Nicholas: The purpose of our events is not to create fully-produced and fully-mastered tracks, in the same way hardware hackathons don’t churn out fully-developed products. It’s more about the learning experience and looking at what you’ve made in 48 hours. The short timespan forces you to work quickly, effectively and also pushes you to creative boundaries like never before. I like to think of it as an ultra-accelerated (and caffeinated) learning. That being said, the submissions we received are nothing short of amazing and I would not be surprised if I heard one of the winning submissions on the radio.
What opportunities are generally awarded to winners of your events? You have partnerships with various tech businesses, like Ableton and Image Line. But do you have any connections with labels, so that winners can seamlessly transfer their accomplishments to real world monetization?

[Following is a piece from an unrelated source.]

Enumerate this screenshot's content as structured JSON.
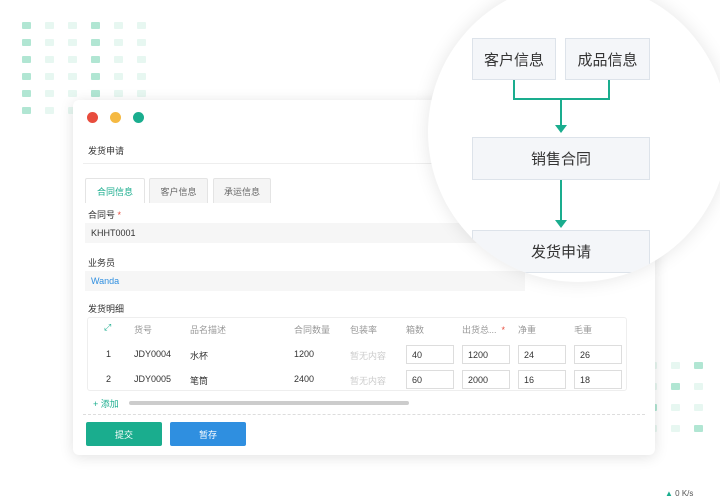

Nicholas: We’ve developed strategic partnerships with music software companies like Ableton, Image-Line and Wearhaus, and also publicity opportunities through Your EDM. We’ve worked with small recording labels in Europe, but our next steps are to meet with more record labels who can help our winners become music label artists.

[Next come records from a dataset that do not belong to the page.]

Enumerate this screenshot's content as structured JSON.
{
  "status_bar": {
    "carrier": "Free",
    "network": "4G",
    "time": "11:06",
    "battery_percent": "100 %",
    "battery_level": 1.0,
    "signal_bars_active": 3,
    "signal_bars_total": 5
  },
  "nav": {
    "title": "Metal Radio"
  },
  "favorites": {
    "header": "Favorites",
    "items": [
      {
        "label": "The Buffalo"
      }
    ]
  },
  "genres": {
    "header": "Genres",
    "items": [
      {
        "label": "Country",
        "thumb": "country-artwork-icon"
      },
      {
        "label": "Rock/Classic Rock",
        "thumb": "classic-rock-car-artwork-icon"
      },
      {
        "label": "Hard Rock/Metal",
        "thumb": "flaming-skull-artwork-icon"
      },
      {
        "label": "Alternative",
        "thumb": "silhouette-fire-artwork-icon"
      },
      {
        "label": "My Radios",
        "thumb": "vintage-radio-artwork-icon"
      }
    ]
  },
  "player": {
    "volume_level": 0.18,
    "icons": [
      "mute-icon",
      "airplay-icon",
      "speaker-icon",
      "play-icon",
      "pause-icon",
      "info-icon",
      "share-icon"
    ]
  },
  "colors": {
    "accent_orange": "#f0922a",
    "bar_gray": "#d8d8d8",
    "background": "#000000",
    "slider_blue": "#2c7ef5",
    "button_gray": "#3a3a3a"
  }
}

Obviously, participants can’t produce for 48 hours straight. (Okay they can, but that wouldn’t be wise or healthy.) Does the time limit account for average sleep? Or is it a strict limit you’re adhering to? Why 48 hours versus 72 or 96?
Nicholas: We set the time limit to 48 hours over a weekend when people would be the most free, typically the whole Saturday and Sunday. We wanted to open this up to as many people as possible and so we didn’t want to interfere with the work week. The 48 hours accounts for everything from when we release our stems to the public to online submission of the track.
How do you hope Mixathon48 influences future innovations in production and learning? What’s the mark you want to leave on this industry?
Nicholas: Mixathon48 currently holds online competitions which can take place in anyone’s bedroom to a professional recording studio. This is great because it allows for entries all around the world regardless of location. In the future, I want Mixathon48 to hold in-person live competitions, where producers can gather together in a giant exhibition hall filled with the latest music production gear, software and a range of musical instruments. It would be something of a big festival, a magical gathering of musical minds sharing ideas together. Sprinkled around the exhibition would be production workshops, guest speakers in the music industry, and after the event we would hold a small concert with guest performers featuring some of the winners. I hope Mixathon48 becomes a world leader in music production education as well as a creator for new innovative events.
For more information, visit www.mixathon48.com.